Jill Ellis at a San Diego Wave match on June 7, 2024. Jill Ellis at a San Diego Wave match on June 7, 2024. (Orlando Ramirez/USA TODAY Sports.)

There’s a lot of discussion out there around the NWSL’s San Diego Wave after team president Jill Ellis fired head coach Casey Stoney earlier this week. That move came just months after Stoney had signed a new contract through 2027 earlier this year. And the discussion took a twist Wednesday when ex-Wave employees started speaking out on the team in strong terms, and when the team pushed back with accusations of a “fabricated email” and “defamatory statements.”

This started with a Twitter/X post from videographer/photographer Brittany Alvarado in the wake of Stoney’s controversial firing.
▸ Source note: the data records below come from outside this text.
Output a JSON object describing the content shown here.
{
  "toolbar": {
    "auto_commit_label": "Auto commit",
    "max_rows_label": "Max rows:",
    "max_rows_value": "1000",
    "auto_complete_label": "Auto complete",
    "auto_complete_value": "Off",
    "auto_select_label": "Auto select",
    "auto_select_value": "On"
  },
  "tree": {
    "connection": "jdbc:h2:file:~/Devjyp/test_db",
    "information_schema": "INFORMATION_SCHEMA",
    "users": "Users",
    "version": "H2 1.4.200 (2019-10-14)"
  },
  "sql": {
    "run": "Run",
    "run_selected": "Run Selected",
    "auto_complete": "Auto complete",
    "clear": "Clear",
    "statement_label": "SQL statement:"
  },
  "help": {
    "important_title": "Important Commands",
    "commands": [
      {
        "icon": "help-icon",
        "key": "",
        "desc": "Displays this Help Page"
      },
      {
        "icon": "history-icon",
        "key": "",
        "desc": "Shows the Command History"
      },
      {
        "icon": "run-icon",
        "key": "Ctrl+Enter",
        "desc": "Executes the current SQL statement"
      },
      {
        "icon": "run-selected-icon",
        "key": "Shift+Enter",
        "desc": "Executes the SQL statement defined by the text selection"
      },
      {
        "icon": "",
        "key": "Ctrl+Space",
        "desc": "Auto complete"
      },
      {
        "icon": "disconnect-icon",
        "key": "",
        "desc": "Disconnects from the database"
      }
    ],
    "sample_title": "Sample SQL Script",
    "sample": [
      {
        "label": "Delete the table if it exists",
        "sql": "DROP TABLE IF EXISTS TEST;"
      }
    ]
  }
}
Alvarado moved to San Diego to work as the team’s video and creative manager last year, but resigned last month after she felt “trapped in an environment where my mental health was relentlessly compromised.” She said the organization “often perpetuated discrimination against women and demonstrated a complete disregard for their long-term mental health,” and cited that more than 75 percent of the 30 employees who have been fired or quit since the team’s 2021 founding have been women.

Alvarado also accused the club of “abusive leadership.”  She particularly went after Ellis on that front, saying “On behalf of myself and my former colleagues, the treatment we endured under club president Jill Ellis has been nothing short of life-altering and devastating to our mental health.” Here’s her full post (also viewable on Twitter/X here):

Alvarado then included a follow-up post with an email she says she received from a Wave “senior leadership member” 10 days after her resignation:

The team responded with a statement calling Alvarado’s comments “false and defamatory” and claiming the email was “fabricated”:

But others have chimed in to add to Alvarado’s remarks, including photographer Jenny Chuang:

Chuang did note that the people “who made me suffer” don’t work there any longer, though, so her complaints aren’t specifically about Ellis:

Update: Angel City FC’s Sydney Leroux, who played for the USWNT under Ellis, also chimed in on this in support of Alvarado:

Meanwhile, the NWSL weighed in with a statement asking for reports to their safety officer:

And others questioned the Wave’s response:

Others still brought up Carli Lloyd’s recent comments on Fox’s Copa America coverage about USWNT coaches the players “hated,” which many presumed to include Ellis:

It should be noted that there have been several high-profile NWSL investigations over the years. In particular, a 2021 report from Meg Linehan and Katie Strang of The Athletic on sexual coercion from former coach Paul Riley and the muted league response to those accusations sparked a player revolt and even postponed matches. But 2021 also saw an investigation into harassment, verbal abuse, and a toxic work culture at the Washington Spirit, spurred by Washington Post reporting, and that investigation led to the firing of head coach Richie Burke and the eventual forced sale of the team. There were also further accusations and investigations across the league, and that saw commissioner Lisa Baird eventually resign, with five head coaches and several other executives also losing their jobs.

Alvarado notes in her first post here that those past investigations led to calls for change. In particular, 2022 saw a report from former U.S. Attorney General Sally Yates and a joint investigation from the NWSLPA provide many recommendations on how to avoid these situations in the future. But the claims from Alvarado and Chuang certainly make it sound like there are still major problems with the Wave. And the team’s strong “defamatory” dispute and accusations Alvarado “fabricated” the email is also interesting. It seems likely there’s a lot more to come from this in the weeks ahead.


About Andrew Bucholtz

Andrew Bucholtz has been covering sports media for Awful Announcing since 2012. He is also a staff writer for The Comeback. His previous work includes time at Yahoo! Sports Canada and Black Press.